**Given data:**
##########

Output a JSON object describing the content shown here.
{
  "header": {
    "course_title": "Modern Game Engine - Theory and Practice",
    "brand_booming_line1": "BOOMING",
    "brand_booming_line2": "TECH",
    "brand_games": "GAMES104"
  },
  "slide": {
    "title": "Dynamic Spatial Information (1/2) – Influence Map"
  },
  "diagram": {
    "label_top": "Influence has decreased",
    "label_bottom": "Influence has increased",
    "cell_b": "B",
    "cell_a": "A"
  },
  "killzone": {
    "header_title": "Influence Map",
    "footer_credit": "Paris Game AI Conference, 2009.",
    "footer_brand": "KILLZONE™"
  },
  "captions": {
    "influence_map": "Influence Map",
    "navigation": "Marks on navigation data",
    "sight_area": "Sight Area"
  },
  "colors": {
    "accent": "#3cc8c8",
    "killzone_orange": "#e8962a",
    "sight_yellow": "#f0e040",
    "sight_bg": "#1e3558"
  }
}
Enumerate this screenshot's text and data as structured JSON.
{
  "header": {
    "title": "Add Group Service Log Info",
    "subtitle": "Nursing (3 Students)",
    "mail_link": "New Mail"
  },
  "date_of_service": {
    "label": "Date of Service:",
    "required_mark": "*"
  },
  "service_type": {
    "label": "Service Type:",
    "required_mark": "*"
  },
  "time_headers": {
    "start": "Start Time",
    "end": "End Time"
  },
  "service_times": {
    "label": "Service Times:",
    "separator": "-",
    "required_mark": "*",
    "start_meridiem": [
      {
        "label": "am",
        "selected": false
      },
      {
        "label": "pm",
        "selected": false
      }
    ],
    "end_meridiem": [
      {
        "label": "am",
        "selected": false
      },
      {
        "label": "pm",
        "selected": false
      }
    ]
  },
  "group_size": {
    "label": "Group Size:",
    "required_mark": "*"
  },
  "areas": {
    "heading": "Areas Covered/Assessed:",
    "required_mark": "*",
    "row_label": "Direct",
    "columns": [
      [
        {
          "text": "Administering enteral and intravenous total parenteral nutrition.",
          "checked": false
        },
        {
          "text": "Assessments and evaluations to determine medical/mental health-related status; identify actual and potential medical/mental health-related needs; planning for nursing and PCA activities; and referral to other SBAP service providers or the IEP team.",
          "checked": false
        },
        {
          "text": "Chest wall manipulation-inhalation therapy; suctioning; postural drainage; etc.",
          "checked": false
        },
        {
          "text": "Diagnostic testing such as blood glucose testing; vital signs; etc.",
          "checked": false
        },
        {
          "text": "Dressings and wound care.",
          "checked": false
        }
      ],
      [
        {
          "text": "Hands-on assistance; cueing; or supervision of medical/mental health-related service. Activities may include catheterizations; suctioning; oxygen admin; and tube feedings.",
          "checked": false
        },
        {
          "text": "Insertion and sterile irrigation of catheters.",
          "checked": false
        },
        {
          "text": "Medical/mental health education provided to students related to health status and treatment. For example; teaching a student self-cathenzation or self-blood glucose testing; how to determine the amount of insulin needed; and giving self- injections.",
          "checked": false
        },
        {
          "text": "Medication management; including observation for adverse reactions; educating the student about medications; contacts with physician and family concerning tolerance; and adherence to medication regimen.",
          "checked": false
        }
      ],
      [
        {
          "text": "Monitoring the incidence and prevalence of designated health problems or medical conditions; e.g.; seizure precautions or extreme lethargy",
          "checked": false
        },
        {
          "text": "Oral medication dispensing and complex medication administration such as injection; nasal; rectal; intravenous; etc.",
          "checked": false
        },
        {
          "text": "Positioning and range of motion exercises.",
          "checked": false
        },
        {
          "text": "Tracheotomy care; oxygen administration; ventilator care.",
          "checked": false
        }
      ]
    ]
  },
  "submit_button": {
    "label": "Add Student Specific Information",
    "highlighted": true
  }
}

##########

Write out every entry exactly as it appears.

**Result:**
Output a JSON object describing the content shown here.
{
  "header": {
    "course_title": "Modern Game Engine - Theory and Practice",
    "brand_booming_line1": "BOOMING",
    "brand_booming_line2": "TECH",
    "brand_games": "GAMES104"
  },
  "slide": {
    "title": "Dynamic Spatial Information (1/2) – Influence Map"
  },
  "diagram": {
    "label_top": "Influence has decreased",
    "label_bottom": "Influence has increased",
    "cell_b": "B",
    "cell_a": "A"
  },
  "killzone": {
    "header_title": "Influence Map",
    "footer_credit": "Paris Game AI Conference, 2009.",
    "footer_brand": "KILLZONE™"
  },
  "captions": {
    "influence_map": "Influence Map",
    "navigation": "Marks on navigation data",
    "sight_area": "Sight Area"
  },
  "colors": {
    "accent": "#3cc8c8",
    "killzone_orange": "#e8962a",
    "sight_yellow": "#f0e040",
    "sight_bg": "#1e3558"
  }
}
Enumerate this screenshot's text and data as structured JSON.
{
  "header": {
    "title": "Add Group Service Log Info",
    "subtitle": "Nursing (3 Students)",
    "mail_link": "New Mail"
  },
  "date_of_service": {
    "label": "Date of Service:",
    "required_mark": "*"
  },
  "service_type": {
    "label": "Service Type:",
    "required_mark": "*"
  },
  "time_headers": {
    "start": "Start Time",
    "end": "End Time"
  },
  "service_times": {
    "label": "Service Times:",
    "separator": "-",
    "required_mark": "*",
    "start_meridiem": [
      {
        "label": "am",
        "selected": false
      },
      {
        "label": "pm",
        "selected": false
      }
    ],
    "end_meridiem": [
      {
        "label": "am",
        "selected": false
      },
      {
        "label": "pm",
        "selected": false
      }
    ]
  },
  "group_size": {
    "label": "Group Size:",
    "required_mark": "*"
  },
  "areas": {
    "heading": "Areas Covered/Assessed:",
    "required_mark": "*",
    "row_label": "Direct",
    "columns": [
      [
        {
          "text": "Administering enteral and intravenous total parenteral nutrition.",
          "checked": false
        },
        {
          "text": "Assessments and evaluations to determine medical/mental health-related status; identify actual and potential medical/mental health-related needs; planning for nursing and PCA activities; and referral to other SBAP service providers or the IEP team.",
          "checked": false
        },
        {
          "text": "Chest wall manipulation-inhalation therapy; suctioning; postural drainage; etc.",
          "checked": false
        },
        {
          "text": "Diagnostic testing such as blood glucose testing; vital signs; etc.",
          "checked": false
        },
        {
          "text": "Dressings and wound care.",
          "checked": false
        }
      ],
      [
        {
          "text": "Hands-on assistance; cueing; or supervision of medical/mental health-related service. Activities may include catheterizations; suctioning; oxygen admin; and tube feedings.",
          "checked": false
        },
        {
          "text": "Insertion and sterile irrigation of catheters.",
          "checked": false
        },
        {
          "text": "Medical/mental health education provided to students related to health status and treatment. For example; teaching a student self-cathenzation or self-blood glucose testing; how to determine the amount of insulin needed; and giving self- injections.",
          "checked": false
        },
        {
          "text": "Medication management; including observation for adverse reactions; educating the student about medications; contacts with physician and family concerning tolerance; and adherence to medication regimen.",
          "checked": false
        }
      ],
      [
        {
          "text": "Monitoring the incidence and prevalence of designated health problems or medical conditions; e.g.; seizure precautions or extreme lethargy",
          "checked": false
        },
        {
          "text": "Oral medication dispensing and complex medication administration such as injection; nasal; rectal; intravenous; etc.",
          "checked": false
        },
        {
          "text": "Positioning and range of motion exercises.",
          "checked": false
        },
        {
          "text": "Tracheotomy care; oxygen administration; ventilator care.",
          "checked": false
        }
      ]
    ]
  },
  "submit_button": {
    "label": "Add Student Specific Information",
    "highlighted": true
  }
}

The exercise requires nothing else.